__TASK INSTRUCTIONS__.
The entries below are to be duplicated exactly, with nothing left out.
§
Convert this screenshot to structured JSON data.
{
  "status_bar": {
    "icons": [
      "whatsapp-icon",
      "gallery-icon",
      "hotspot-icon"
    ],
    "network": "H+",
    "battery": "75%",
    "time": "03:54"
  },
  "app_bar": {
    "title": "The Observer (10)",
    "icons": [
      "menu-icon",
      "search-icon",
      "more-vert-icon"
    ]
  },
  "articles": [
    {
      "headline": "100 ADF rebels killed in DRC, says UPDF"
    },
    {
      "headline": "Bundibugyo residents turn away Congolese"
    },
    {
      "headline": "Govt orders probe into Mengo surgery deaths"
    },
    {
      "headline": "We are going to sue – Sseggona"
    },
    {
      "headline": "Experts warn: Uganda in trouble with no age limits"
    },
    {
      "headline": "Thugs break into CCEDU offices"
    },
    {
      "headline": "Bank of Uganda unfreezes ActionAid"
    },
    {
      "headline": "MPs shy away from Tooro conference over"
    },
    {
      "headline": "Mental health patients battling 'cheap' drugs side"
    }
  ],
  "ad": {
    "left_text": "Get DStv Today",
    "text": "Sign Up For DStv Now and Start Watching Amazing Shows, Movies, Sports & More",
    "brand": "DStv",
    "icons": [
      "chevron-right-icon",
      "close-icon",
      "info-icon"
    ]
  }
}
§
__RESULT__.
Convert this screenshot to structured JSON data.
{
  "status_bar": {
    "icons": [
      "whatsapp-icon",
      "gallery-icon",
      "hotspot-icon"
    ],
    "network": "H+",
    "battery": "75%",
    "time": "03:54"
  },
  "app_bar": {
    "title": "The Observer (10)",
    "icons": [
      "menu-icon",
      "search-icon",
      "more-vert-icon"
    ]
  },
  "articles": [
    {
      "headline": "100 ADF rebels killed in DRC, says UPDF"
    },
    {
      "headline": "Bundibugyo residents turn away Congolese"
    },
    {
      "headline": "Govt orders probe into Mengo surgery deaths"
    },
    {
      "headline": "We are going to sue – Sseggona"
    },
    {
      "headline": "Experts warn: Uganda in trouble with no age limits"
    },
    {
      "headline": "Thugs break into CCEDU offices"
    },
    {
      "headline": "Bank of Uganda unfreezes ActionAid"
    },
    {
      "headline": "MPs shy away from Tooro conference over"
    },
    {
      "headline": "Mental health patients battling 'cheap' drugs side"
    }
  ],
  "ad": {
    "left_text": "Get DStv Today",
    "text": "Sign Up For DStv Now and Start Watching Amazing Shows, Movies, Sports & More",
    "brand": "DStv",
    "icons": [
      "chevron-right-icon",
      "close-icon",
      "info-icon"
    ]
  }
}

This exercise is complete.